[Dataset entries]
Start of Block

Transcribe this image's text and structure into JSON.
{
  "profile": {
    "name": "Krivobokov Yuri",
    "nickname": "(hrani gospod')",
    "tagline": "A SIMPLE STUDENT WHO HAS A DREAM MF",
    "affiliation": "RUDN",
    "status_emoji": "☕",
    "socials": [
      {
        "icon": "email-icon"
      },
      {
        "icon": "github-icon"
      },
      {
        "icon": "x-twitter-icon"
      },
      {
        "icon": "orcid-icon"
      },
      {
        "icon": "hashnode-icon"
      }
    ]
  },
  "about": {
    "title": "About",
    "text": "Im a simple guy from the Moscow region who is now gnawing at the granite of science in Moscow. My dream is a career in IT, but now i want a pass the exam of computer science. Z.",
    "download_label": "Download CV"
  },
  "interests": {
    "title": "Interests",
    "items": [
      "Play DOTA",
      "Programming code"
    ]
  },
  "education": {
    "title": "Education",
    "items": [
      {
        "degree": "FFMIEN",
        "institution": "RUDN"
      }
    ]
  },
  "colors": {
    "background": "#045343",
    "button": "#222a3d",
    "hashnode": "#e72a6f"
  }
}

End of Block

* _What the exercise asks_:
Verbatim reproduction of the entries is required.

* _Written response_:
Transcribe this image's text and structure into JSON.
{
  "profile": {
    "name": "Krivobokov Yuri",
    "nickname": "(hrani gospod')",
    "tagline": "A SIMPLE STUDENT WHO HAS A DREAM MF",
    "affiliation": "RUDN",
    "status_emoji": "☕",
    "socials": [
      {
        "icon": "email-icon"
      },
      {
        "icon": "github-icon"
      },
      {
        "icon": "x-twitter-icon"
      },
      {
        "icon": "orcid-icon"
      },
      {
        "icon": "hashnode-icon"
      }
    ]
  },
  "about": {
    "title": "About",
    "text": "Im a simple guy from the Moscow region who is now gnawing at the granite of science in Moscow. My dream is a career in IT, but now i want a pass the exam of computer science. Z.",
    "download_label": "Download CV"
  },
  "interests": {
    "title": "Interests",
    "items": [
      "Play DOTA",
      "Programming code"
    ]
  },
  "education": {
    "title": "Education",
    "items": [
      {
        "degree": "FFMIEN",
        "institution": "RUDN"
      }
    ]
  },
  "colors": {
    "background": "#045343",
    "button": "#222a3d",
    "hashnode": "#e72a6f"
  }
}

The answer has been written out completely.